§ Mr. Grant
We are grateful for what is obviously a sensible Amendment by the Government. I take it that this new and fairly broad subsection will include the sort of people we had in mind when we debated this in Committee—banks, insurance offices, and possibly solicitors who are trustees. I am satisfied myself that it is wide enough. My hon. Friend the Member for Crosby (Mr. Graham Page) is concerned that I mentioned solicitor trustees, but I think it is true.
This is a sensible provision, and our gratitude to the Government is tempered by humble and modest pride that we were the people who drew their attention to the point in Committee.
§ Mr. Graham Page
I want to ask the President of the Board of Trade about Statutory Instruments under this Clause. It is the same question I asked the Minister of State on previous Amendments.
Apparently, this is a type of Statutory Instrument which does not require to be laid before this House or to 2361 be subject to any Parliamentary procedure. This is very wrong in that the House will not be properly informed of the contents of such an Instrument. When an Instrument has to be laid before the House, it goes on the Order Paper and hon. Members can acquire the document and see what it does. But if the Board of Trade is merely directed to make an order by Statutory Instrument, the order can be tucked away in a pigeonhole and not disclosed to the House or the public.
It may be that there is some other Clause which requires the right hon. Gentleman to lay these Instruments before the House, and I hope that that is so. But paragraph (e) gives wide power. A Statutory Instrument made under it can be framed by reference to any circumstances whatever. It could say that under paragraph (e) shall come accountants whose hair is red or who wear brown suits or whatever it may be. This wide power should come under Parliamentary surveillance. Merely to make a Statutory Instrument without its coming before the House is a wrong procedure and I hope that the right hon. Gentleman will advise me that such is not the case here and that these Instruments will be laid before the House.
§ Mr. Jay
The hon. Gentleman has a way of looking a gift horse in the mouth whether or not it has red hair. I assure him that this is far from being a precedent to act by Statutory Instrument of a type which does not have to be laid before the House. It is a customary procedure in appropriate cases and we have not invented it.
I hope that I can relieve the hon. Gentleman's mind by assuring him that all Statutory Instruments, including these, have to be printed and published. They are therefore known to everyone concerned. There is no question of concealment or secrecy about what my Department will be doing.
§ Mr. Corfield

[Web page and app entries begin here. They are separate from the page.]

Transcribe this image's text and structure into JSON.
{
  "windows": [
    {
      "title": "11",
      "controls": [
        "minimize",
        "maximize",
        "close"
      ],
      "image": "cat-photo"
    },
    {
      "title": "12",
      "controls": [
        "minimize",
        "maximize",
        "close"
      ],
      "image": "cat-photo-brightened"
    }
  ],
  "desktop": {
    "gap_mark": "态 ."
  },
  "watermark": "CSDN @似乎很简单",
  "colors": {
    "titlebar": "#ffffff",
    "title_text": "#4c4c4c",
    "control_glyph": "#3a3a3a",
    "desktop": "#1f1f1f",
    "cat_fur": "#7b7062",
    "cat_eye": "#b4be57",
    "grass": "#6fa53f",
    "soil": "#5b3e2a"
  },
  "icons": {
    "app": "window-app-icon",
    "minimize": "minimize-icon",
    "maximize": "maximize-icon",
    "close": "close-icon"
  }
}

I am not clear to what extent this new paragraph (e) is an improvement on the existing one, which reads:such other … interests, being interests of a class of persons of a class or of particular persons, as may be prescribed …There is no provision in the Amendment for prescribing these interests in relation 2362 to a class of persons. The class of persons that springs to mind is that which includes banks and the public trustee acting as corporate bodies holding shares or debentures in trust for a multiplicity of beneficiaries. Surely the right hon. Gentleman is making his task of definition more difficult by leaving out any reference to an ability to make a definition by reference to a class of persons.
§ Amendment agreed to.
§ Further Amendments made: No. 202, in page 37, line 10, leave out 'seven' and insert 'fourteen'.
§ No. 203, in line 14, leave out 'seven' and insert 'fourteen'.
§ No. 204, in line 31, leave out 'seven' and insert 'fourteen'.
§ No. 205, in line 37, leave out 'seven' and insert 'fourteen'.
§ No. 206, in line 46 leave out 'seven' and insert 'fourteen'.
§ No. 207, in page 38, line 3 leave out 'seven' and insert 'fourteen'.
§ No. 208, in line 27 leave out 'seven' and insert 'fourteen'.
§ —[Mr. Jay.]